Copy out each line of the material in which the word "Arrefecimento" can be found.

***** The records *****

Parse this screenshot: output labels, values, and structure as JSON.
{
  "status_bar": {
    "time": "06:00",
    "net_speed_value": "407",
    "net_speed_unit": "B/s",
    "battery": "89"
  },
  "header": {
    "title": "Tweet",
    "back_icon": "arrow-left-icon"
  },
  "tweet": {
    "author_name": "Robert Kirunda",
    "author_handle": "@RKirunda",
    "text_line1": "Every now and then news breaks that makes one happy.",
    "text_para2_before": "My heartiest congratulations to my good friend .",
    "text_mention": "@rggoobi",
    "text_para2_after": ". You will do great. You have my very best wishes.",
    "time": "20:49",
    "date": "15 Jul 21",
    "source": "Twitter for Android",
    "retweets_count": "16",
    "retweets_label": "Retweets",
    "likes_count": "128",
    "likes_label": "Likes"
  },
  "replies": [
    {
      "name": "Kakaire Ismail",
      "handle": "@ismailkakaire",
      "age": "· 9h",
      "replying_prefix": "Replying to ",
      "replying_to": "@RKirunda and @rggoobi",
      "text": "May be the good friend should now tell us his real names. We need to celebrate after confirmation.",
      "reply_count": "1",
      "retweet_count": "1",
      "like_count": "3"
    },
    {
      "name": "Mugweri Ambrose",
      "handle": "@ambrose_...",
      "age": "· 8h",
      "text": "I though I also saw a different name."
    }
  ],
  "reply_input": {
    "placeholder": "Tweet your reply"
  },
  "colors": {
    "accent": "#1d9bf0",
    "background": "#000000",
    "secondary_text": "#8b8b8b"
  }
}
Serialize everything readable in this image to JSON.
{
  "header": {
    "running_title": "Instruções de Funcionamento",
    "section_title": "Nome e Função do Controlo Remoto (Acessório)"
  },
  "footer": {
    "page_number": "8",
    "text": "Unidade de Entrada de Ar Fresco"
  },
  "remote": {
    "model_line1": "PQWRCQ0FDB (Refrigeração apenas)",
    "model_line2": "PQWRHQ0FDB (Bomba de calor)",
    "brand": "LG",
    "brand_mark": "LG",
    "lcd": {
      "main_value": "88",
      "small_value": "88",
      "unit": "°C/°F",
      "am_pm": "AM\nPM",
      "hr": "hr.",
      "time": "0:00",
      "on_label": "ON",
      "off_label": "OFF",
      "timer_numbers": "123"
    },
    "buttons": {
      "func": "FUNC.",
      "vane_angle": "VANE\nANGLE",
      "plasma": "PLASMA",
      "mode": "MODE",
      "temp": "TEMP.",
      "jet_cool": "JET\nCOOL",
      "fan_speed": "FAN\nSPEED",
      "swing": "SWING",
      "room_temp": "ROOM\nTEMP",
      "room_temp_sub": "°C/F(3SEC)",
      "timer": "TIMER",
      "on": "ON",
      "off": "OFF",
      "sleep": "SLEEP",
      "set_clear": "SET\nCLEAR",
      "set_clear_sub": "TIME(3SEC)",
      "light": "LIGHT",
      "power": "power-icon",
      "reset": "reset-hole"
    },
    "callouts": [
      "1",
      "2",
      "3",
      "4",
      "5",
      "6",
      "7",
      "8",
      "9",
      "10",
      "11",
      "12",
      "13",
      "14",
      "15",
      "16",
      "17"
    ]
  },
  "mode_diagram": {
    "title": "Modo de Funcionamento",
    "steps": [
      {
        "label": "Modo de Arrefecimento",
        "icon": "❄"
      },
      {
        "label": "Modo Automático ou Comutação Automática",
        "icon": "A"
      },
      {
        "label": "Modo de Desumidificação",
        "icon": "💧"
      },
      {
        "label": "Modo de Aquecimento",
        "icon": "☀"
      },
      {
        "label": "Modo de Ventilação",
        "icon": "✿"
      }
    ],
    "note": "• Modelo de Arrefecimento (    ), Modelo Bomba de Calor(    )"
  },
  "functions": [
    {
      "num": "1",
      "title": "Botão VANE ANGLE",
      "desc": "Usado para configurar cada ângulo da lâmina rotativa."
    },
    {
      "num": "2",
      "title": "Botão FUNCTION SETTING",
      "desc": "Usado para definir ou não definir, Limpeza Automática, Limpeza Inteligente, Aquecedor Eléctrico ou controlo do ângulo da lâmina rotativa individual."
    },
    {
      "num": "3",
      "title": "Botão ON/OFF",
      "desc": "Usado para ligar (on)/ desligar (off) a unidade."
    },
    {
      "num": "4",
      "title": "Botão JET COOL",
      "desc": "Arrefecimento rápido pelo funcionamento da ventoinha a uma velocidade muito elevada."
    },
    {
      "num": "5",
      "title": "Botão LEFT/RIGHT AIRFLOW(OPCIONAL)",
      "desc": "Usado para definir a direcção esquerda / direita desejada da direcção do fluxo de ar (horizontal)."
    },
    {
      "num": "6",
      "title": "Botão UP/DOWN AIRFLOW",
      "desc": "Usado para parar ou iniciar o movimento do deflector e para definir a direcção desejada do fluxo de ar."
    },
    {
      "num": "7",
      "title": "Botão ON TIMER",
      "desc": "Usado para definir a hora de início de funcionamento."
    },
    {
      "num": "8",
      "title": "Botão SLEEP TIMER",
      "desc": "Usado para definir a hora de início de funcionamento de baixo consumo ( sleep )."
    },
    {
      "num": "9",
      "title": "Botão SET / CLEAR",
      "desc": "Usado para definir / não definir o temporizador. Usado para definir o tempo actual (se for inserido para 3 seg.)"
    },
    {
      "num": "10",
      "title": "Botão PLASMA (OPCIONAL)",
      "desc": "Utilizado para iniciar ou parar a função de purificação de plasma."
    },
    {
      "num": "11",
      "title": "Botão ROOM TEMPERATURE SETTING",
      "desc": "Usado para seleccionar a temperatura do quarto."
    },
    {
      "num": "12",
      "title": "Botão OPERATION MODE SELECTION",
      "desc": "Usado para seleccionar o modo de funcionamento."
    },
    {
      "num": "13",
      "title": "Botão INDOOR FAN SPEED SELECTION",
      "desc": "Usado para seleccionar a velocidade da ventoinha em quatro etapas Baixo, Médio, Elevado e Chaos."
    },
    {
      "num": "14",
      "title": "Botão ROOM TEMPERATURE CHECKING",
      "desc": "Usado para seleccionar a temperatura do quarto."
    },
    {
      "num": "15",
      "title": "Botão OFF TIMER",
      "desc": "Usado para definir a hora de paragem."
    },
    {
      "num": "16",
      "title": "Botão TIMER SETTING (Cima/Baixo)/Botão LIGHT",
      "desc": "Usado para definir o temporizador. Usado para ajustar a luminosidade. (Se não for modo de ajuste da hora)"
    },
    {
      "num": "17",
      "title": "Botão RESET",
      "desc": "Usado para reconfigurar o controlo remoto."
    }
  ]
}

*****

▸ Output
        "label": "Modo de Arrefecimento",
    "note": "• Modelo de Arrefecimento (    ), Modelo Bomba de Calor(    )"
      "desc": "Arrefecimento rápido pelo funcionamento da ventoinha a uma velocidade muito elevada."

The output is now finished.